[EXERCISE OBJECTIVE] Within the data below, copy each line where the string "last" is found.

::: DATA SUPPLIED

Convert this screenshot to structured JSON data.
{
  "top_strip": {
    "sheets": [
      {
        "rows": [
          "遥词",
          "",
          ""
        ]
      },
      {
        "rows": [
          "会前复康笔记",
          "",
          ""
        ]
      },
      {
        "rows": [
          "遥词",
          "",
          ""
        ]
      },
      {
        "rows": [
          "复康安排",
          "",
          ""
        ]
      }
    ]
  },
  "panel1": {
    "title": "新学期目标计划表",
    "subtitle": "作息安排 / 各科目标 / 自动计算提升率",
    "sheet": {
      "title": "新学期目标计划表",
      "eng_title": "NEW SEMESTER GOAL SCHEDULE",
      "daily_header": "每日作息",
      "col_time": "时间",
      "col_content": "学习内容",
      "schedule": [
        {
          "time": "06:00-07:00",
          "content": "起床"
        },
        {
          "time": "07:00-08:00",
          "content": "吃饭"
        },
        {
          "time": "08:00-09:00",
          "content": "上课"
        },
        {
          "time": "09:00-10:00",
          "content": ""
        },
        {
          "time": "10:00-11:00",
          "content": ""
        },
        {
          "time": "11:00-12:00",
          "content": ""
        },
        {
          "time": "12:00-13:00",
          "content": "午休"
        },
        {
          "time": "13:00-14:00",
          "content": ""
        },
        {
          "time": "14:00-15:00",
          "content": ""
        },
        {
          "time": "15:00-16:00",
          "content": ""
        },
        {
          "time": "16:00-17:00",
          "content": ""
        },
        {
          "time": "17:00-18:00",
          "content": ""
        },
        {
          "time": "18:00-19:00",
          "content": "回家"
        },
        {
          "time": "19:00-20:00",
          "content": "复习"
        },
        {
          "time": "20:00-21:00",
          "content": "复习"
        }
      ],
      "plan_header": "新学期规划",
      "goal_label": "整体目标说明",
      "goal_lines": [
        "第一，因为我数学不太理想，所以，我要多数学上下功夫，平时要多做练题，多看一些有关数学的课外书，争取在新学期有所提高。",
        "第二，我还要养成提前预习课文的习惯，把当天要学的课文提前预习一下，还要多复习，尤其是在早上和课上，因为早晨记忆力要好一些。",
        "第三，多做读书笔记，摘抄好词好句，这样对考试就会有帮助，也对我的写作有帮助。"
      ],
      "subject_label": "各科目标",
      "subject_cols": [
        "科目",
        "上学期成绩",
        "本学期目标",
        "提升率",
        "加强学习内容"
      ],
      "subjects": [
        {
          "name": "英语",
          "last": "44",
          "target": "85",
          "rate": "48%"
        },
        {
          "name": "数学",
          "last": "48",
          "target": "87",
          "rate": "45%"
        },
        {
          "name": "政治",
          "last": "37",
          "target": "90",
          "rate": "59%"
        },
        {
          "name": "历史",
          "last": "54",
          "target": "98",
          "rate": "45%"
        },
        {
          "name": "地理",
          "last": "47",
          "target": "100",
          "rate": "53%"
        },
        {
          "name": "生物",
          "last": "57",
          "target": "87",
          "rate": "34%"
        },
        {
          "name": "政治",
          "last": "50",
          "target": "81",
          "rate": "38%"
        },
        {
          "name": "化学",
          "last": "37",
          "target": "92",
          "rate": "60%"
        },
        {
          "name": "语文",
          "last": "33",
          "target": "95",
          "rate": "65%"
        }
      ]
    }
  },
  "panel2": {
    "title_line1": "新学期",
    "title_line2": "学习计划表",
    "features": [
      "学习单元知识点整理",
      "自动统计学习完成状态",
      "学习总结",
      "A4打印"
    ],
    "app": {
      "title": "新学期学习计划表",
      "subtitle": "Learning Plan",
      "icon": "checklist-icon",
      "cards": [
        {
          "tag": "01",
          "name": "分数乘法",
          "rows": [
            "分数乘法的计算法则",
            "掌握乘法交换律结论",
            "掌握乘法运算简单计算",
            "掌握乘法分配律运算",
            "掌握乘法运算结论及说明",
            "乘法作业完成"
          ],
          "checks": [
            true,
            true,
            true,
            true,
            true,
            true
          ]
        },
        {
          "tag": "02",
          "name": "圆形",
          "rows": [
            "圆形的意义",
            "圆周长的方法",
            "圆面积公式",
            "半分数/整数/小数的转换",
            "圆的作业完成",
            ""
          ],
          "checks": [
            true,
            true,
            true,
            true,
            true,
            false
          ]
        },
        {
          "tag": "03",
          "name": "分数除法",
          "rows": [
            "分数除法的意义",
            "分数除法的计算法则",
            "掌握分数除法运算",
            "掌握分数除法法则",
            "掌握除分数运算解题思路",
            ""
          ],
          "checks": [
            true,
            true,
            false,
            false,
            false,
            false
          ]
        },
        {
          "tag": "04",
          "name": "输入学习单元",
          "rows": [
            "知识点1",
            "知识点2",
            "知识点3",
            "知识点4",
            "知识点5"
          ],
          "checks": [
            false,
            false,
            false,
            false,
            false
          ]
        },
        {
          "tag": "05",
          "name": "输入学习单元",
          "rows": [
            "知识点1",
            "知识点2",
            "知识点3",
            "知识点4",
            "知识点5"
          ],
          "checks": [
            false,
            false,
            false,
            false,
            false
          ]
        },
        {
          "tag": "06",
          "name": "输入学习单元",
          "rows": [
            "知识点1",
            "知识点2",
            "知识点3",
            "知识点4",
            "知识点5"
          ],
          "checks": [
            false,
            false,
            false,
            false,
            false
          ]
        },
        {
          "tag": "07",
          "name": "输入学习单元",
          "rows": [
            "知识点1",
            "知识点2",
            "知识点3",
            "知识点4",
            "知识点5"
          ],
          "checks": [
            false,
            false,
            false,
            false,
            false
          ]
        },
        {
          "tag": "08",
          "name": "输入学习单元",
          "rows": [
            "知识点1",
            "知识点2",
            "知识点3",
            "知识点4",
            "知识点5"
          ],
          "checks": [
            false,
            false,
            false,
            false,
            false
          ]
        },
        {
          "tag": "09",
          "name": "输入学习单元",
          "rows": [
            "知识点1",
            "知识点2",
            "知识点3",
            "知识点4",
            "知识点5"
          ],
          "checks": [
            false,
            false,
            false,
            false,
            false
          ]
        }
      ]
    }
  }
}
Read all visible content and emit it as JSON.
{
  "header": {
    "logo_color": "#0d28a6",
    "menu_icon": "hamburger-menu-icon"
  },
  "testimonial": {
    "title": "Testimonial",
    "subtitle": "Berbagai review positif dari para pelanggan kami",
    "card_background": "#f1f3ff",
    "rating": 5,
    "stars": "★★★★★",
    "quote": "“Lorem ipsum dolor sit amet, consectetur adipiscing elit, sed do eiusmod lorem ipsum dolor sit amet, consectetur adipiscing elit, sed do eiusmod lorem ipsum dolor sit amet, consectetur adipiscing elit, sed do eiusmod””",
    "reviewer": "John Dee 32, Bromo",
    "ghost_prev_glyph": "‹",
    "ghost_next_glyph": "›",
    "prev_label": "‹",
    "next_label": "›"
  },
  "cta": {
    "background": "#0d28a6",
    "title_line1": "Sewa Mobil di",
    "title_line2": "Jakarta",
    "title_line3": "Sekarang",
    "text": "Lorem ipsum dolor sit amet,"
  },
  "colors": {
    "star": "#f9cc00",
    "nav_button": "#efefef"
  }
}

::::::

[RESPONSE BELOW]
          "last": "44",
          "last": "48",
          "last": "37",
          "last": "54",
          "last": "47",
          "last": "57",
          "last": "50",
          "last": "37",
          "last": "33",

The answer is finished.